### About this exercise
Pull every "Freigabecenter" line out of the data below.

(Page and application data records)
■ ■ ■ ■
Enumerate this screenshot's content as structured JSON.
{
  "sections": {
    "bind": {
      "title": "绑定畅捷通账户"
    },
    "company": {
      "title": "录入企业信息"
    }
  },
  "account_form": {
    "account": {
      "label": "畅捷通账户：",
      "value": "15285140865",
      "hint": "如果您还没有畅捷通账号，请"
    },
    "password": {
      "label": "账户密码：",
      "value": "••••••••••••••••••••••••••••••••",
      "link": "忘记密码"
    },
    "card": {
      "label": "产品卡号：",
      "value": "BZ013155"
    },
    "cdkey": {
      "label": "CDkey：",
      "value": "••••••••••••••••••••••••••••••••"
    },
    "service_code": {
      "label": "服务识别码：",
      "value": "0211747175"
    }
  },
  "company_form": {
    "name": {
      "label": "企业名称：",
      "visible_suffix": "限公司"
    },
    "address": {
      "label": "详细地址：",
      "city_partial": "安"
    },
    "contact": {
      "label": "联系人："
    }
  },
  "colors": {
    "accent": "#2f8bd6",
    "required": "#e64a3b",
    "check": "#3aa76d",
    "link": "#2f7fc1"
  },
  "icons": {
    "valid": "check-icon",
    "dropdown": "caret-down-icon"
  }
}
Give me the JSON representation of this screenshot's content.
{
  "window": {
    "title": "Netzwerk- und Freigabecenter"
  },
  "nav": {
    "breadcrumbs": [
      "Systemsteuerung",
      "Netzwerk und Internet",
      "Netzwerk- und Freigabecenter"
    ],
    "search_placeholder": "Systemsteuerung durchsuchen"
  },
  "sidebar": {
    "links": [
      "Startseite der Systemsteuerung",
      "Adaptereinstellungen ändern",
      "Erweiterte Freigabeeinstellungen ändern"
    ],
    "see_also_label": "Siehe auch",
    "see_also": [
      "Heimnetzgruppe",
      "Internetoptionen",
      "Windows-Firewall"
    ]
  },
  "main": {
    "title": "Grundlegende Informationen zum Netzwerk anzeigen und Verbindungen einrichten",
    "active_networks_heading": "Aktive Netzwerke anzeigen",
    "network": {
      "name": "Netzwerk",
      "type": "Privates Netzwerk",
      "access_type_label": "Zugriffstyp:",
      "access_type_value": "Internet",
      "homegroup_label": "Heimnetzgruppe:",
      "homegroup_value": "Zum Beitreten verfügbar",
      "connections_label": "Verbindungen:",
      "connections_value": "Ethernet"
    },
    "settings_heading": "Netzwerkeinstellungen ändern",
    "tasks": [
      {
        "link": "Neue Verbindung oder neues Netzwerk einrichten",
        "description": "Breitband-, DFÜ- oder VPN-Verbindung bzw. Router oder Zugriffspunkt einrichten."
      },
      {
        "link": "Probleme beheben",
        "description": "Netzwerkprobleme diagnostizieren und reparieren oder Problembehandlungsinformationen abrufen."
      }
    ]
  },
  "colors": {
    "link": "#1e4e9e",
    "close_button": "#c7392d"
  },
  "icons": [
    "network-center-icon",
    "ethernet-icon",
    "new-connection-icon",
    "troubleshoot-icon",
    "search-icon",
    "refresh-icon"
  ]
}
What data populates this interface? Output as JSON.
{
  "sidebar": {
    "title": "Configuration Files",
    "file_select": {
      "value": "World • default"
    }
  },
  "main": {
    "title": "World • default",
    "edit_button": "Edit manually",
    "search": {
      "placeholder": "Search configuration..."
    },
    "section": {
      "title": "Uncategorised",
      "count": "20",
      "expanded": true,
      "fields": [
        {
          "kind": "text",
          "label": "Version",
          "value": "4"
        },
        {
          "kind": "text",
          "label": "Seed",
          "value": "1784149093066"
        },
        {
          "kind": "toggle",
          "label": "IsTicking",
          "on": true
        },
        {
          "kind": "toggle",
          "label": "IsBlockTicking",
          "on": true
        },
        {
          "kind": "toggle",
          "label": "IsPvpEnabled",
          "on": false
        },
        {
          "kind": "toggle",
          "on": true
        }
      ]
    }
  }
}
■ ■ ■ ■
### Output
    "title": "Netzwerk- und Freigabecenter"
      "Netzwerk- und Freigabecenter"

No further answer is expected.